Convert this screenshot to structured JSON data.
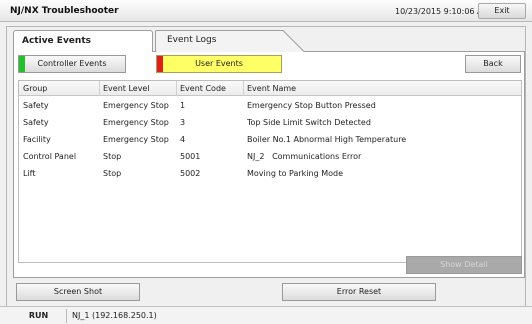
{
  "app": {
    "title": "NJ/NX Troubleshooter",
    "datetime": "10/23/2015 9:10:06 AM",
    "exit_label": "Exit"
  },
  "tabs": [
    {
      "label": "Active Events",
      "active": true
    },
    {
      "label": "Event Logs",
      "active": false
    }
  ],
  "toolbar": {
    "controller_events_label": "Controller Events",
    "user_events_label": "User Events",
    "back_label": "Back"
  },
  "colors": {
    "controller_indicator": "#22c12a",
    "user_indicator": "#dd1f1f",
    "user_events_bg": "#ffff66"
  },
  "table": {
    "columns": [
      "Group",
      "Event Level",
      "Event Code",
      "Event Name"
    ],
    "rows": [
      [
        "Safety",
        "Emergency Stop",
        "1",
        "Emergency Stop Button Pressed"
      ],
      [
        "Safety",
        "Emergency Stop",
        "3",
        "Top Side Limit Switch Detected"
      ],
      [
        "Facility",
        "Emergency Stop",
        "4",
        "Boiler No.1 Abnormal High Temperature"
      ],
      [
        "Control Panel",
        "Stop",
        "5001",
        "NJ_2   Communications Error"
      ],
      [
        "Lift",
        "Stop",
        "5002",
        "Moving to Parking Mode"
      ]
    ]
  },
  "actions": {
    "show_detail_label": "Show Detail",
    "screen_shot_label": "Screen Shot",
    "error_reset_label": "Error Reset"
  },
  "status": {
    "mode": "RUN",
    "connection": "NJ_1 (192.168.250.1)"
  }
}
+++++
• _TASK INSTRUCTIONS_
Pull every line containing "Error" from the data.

• _WORKED SOLUTION_
        "NJ_2   Communications Error"
    "error_reset_label": "Error Reset"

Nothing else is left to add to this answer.